Food trucks have put back life and colour into the city and to the suburbs they visit. I cannot see that they are much of a threat to established well run,quality food outlets.We need to support these start up businesses usually run be young people. I know of at least one truck that has
open a bricks and mortar restaurant,more choice more jobs ,lets have more of them!

jack de kievit

08 Dec 2015

I have invested 50 grand into a food trailer 8 months ago and I must say I am very disappointed in some councils down south.
my local and neighbouring council will NOT give out any street trading permit to anyone. From what I know, some local businesses are against it. clearly they are scared of competition and loss of customers. my opinion is that if you have a good product, your customers will come back, if not, you need to lift up your game. competition is healthy and keep you motivated to create a better product, and the customers profits from it. I cannot make a living from a few local markets and an event or 2 every now and then. I am not talking about a 7 day trade but I would be very happy with just 2 week days! Councils should support their local small businesses imo but it isn't happening. I can lease a shop and trade 7 days a week if I choose to, why would a mobile business be any different?
I love what I am doing and always looking to perfect my product even more but I really feel like I am on my own without any support what so ever. I really hope to see some positive changes soon.

Diane Campbell > jack de kievit

19 Dec 2015

Disappointing to hear that, I like the odd food truck. I wonder about large office buildings with forecourts - at one stage the (old!) RAH allowed food trucks, usually different ones each day. If office blocks have agreements with an on-site café not to allow anything else maybe they need to check with their other tenants, some of whom might love to see an open coffee van on the way in to work! May I suggest - I visited a Victor Harbour caravan park last year and they had either a fish'n'chip truck or a curry foodtruck once or twice a week; it would be evening not lunch but I think that's an under resourced niche; there are a number of such parks in suburban Adelaide.

Felicity Hage

04 Dec 2015

When there's an event on or a seasonal increase in visitors for example the food trucks are an excellent resource to offer choice. Many people do not like the formalities of a restaurant and food truck catering offers people this option. Oftenit is how people get to taste different cuisines or new food movements so I say keep the food trucks and keep SA comparable with the rest of the world! Why cant shop based businesses work in with food trucks and develop joint food/drink offers? Both will benefit then.

Curt Vuorela

01 Dec 2015

The city may not seem so vibrant with an increase in empty shops, so many empty shops already, why create more. All the talk about areas for food trucks to set up, when they seem to just want Victoria Sq and Hindmarsh Sq, where there are an abundance of cafe/take away outlets already. State govt struggles enough to get things right and should keep out of council business, this seems like opportunistic vote grabbing to me.

Ravi Subraman

30 Nov 2015

Thank you Glenda for pointing out the shortcoming in the design of food trucks.
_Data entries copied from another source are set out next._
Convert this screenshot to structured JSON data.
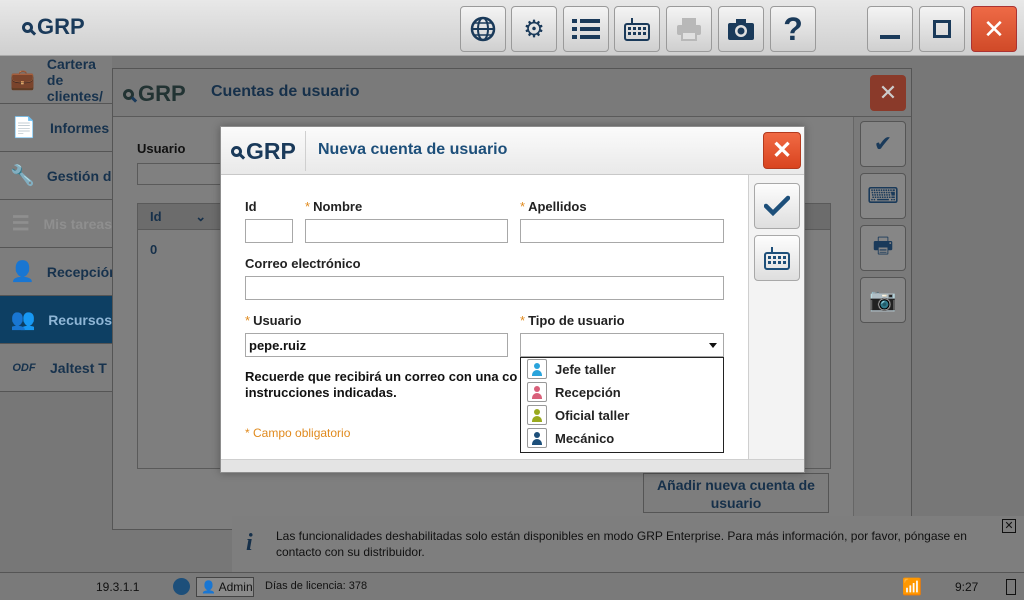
{
  "app": {
    "logo": "GRP"
  },
  "toolbar": {
    "globe_icon": "globe-icon",
    "settings_icon": "gear-icon",
    "list_icon": "list-icon",
    "keyboard_icon": "keyboard-icon",
    "print_icon": "printer-icon",
    "camera_icon": "camera-icon",
    "help_icon": "help-icon"
  },
  "sidebar": {
    "items": [
      {
        "label": "Cartera de clientes/",
        "icon": "briefcase-icon"
      },
      {
        "label": "Informes",
        "icon": "document-icon"
      },
      {
        "label": "Gestión de",
        "icon": "wrench-icon"
      },
      {
        "label": "Mis tareas",
        "icon": "tasks-icon"
      },
      {
        "label": "Recepción",
        "icon": "person-icon"
      },
      {
        "label": "Recursos",
        "icon": "people-icon"
      },
      {
        "label": "Jaltest T",
        "icon": "odf-icon",
        "prefix": "ODF"
      }
    ]
  },
  "bg_dialog": {
    "logo": "GRP",
    "title": "Cuentas de usuario",
    "user_label": "Usuario",
    "table": {
      "header": "Id",
      "rows": [
        "0"
      ]
    },
    "add_button": "Añadir nueva cuenta de usuario"
  },
  "modal": {
    "logo": "GRP",
    "title": "Nueva cuenta de usuario",
    "fields": {
      "id_label": "Id",
      "id_value": "",
      "nombre_label": "Nombre",
      "nombre_value": "",
      "apellidos_label": "Apellidos",
      "apellidos_value": "",
      "correo_label": "Correo electrónico",
      "correo_value": "",
      "usuario_label": "Usuario",
      "usuario_value": "pepe.ruiz",
      "tipo_label": "Tipo de usuario",
      "tipo_value": ""
    },
    "required_mark": "*",
    "note": "Recuerde que recibirá un correo con una co instrucciones indicadas.",
    "required_note": "* Campo obligatorio",
    "user_types": [
      {
        "label": "Jefe taller",
        "color": "#2aa4dc"
      },
      {
        "label": "Recepción",
        "color": "#d9607a"
      },
      {
        "label": "Oficial taller",
        "color": "#9aaa1e"
      },
      {
        "label": "Mecánico",
        "color": "#1d4f7a"
      }
    ]
  },
  "info": {
    "text": "Las funcionalidades deshabilitadas solo están disponibles en modo GRP Enterprise. Para más información, por favor, póngase en contacto con su distribuidor."
  },
  "status": {
    "version": "19.3.1.1",
    "user": "Admin",
    "license": "Días de licencia: 378",
    "time": "9:27"
  }
}
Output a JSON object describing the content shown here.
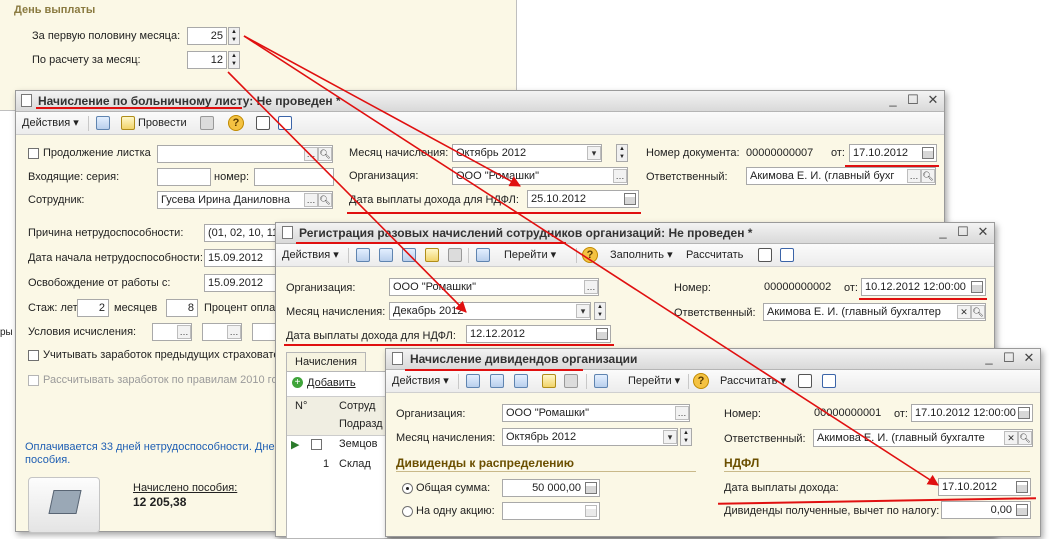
{
  "bg_form": {
    "section_title": "День выплаты",
    "first_half_label": "За первую половину месяца:",
    "first_half_value": "25",
    "monthly_label": "По расчету за месяц:",
    "monthly_value": "12"
  },
  "sick": {
    "title": "Начисление по больничному листу: Не проведен *",
    "toolbar": {
      "actions": "Действия",
      "post": "Провести"
    },
    "continuation_label": "Продолжение листка",
    "incoming_series_label": "Входящие: серия:",
    "number_label": "номер:",
    "employee_label": "Сотрудник:",
    "employee_value": "Гусева Ирина Даниловна",
    "accrual_month_label": "Месяц начисления:",
    "accrual_month_value": "Октябрь 2012",
    "org_label": "Организация:",
    "org_value": "ООО \"Ромашки\"",
    "pay_date_label": "Дата выплаты дохода для НДФЛ:",
    "pay_date_value": "25.10.2012",
    "doc_number_label": "Номер документа:",
    "doc_number_value": "00000000007",
    "from_label": "от:",
    "doc_date_value": "17.10.2012",
    "responsible_label": "Ответственный:",
    "responsible_value": "Акимова Е. И. (главный бухг",
    "reason_label": "Причина нетрудоспособности:",
    "reason_value": "(01, 02, 10, 11",
    "start_label": "Дата начала нетрудоспособности:",
    "start_value": "15.09.2012",
    "release_label": "Освобождение от работы с:",
    "release_value": "15.09.2012",
    "exp_label": "Стаж: лет",
    "exp_years": "2",
    "months_label": "месяцев",
    "exp_months": "8",
    "percent_label": "Процент оплат",
    "conditions_label": "Условия исчисления:",
    "consider_label": "Учитывать заработок предыдущих страховате",
    "calc_label": "Рассчитывать заработок по правилам 2010 го",
    "paid_info_line1": "Оплачивается 33 дней нетрудоспособности. Дне",
    "paid_info_line2": "пособия.",
    "accrued_label": "Начислено пособия:",
    "accrued_value": "12 205,38",
    "left_edge_fragment": "ры"
  },
  "reg": {
    "title": "Регистрация разовых начислений сотрудников организаций: Не проведен *",
    "toolbar": {
      "actions": "Действия",
      "goto": "Перейти",
      "fill": "Заполнить",
      "calculate": "Рассчитать"
    },
    "org_label": "Организация:",
    "org_value": "ООО \"Ромашки\"",
    "month_label": "Месяц начисления:",
    "month_value": "Декабрь 2012",
    "pay_date_label": "Дата выплаты дохода для НДФЛ:",
    "pay_date_value": "12.12.2012",
    "number_label": "Номер:",
    "number_value": "00000000002",
    "from_label": "от:",
    "date_value": "10.12.2012 12:00:00",
    "responsible_label": "Ответственный:",
    "responsible_value": "Акимова Е. И. (главный бухгалтер",
    "tab_label": "Начисления",
    "add_label": "Добавить",
    "grid": {
      "col_no": "N°",
      "col_employee": "Сотруд",
      "col_dept": "Подразд",
      "row1": "Земцов",
      "row2_no": "1",
      "row2": "Склад"
    }
  },
  "div": {
    "title": "Начисление дивидендов организации",
    "toolbar": {
      "actions": "Действия",
      "goto": "Перейти",
      "calculate": "Рассчитать"
    },
    "org_label": "Организация:",
    "org_value": "ООО \"Ромашки\"",
    "month_label": "Месяц начисления:",
    "month_value": "Октябрь 2012",
    "number_label": "Номер:",
    "number_value": "00000000001",
    "from_label": "от:",
    "date_value": "17.10.2012 12:00:00",
    "responsible_label": "Ответственный:",
    "responsible_value": "Акимова Е. И. (главный бухгалте",
    "dividends_section": "Дивиденды к распределению",
    "total_label": "Общая сумма:",
    "total_value": "50 000,00",
    "per_share_label": "На одну акцию:",
    "ndfl_section": "НДФЛ",
    "income_date_label": "Дата выплаты дохода:",
    "income_date_value": "17.10.2012",
    "received_label": "Дивиденды полученные, вычет по налогу:",
    "received_value": "0,00"
  },
  "colors": {
    "annotation": "#e01010",
    "section_title": "#6b4f00",
    "link": "#1f5fb3",
    "form_bg": "#fbf8e6"
  }
}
I will bear in mind this requirement when I get to design my truck.

Glenda Lee

27 Nov 2015

Food trucks are not accessible to wheelchair users. The counter top is usually way above our heads. This lack of access often means that we are not noticed and sometimes even ignored. It makes it impossible to order with any sense of dignity, impossible to pass money up and impossible to get our food/drinks safely. This is a serious situation or inequity and frustration. It is also in contravention of the Disability Discrimination Act 1992.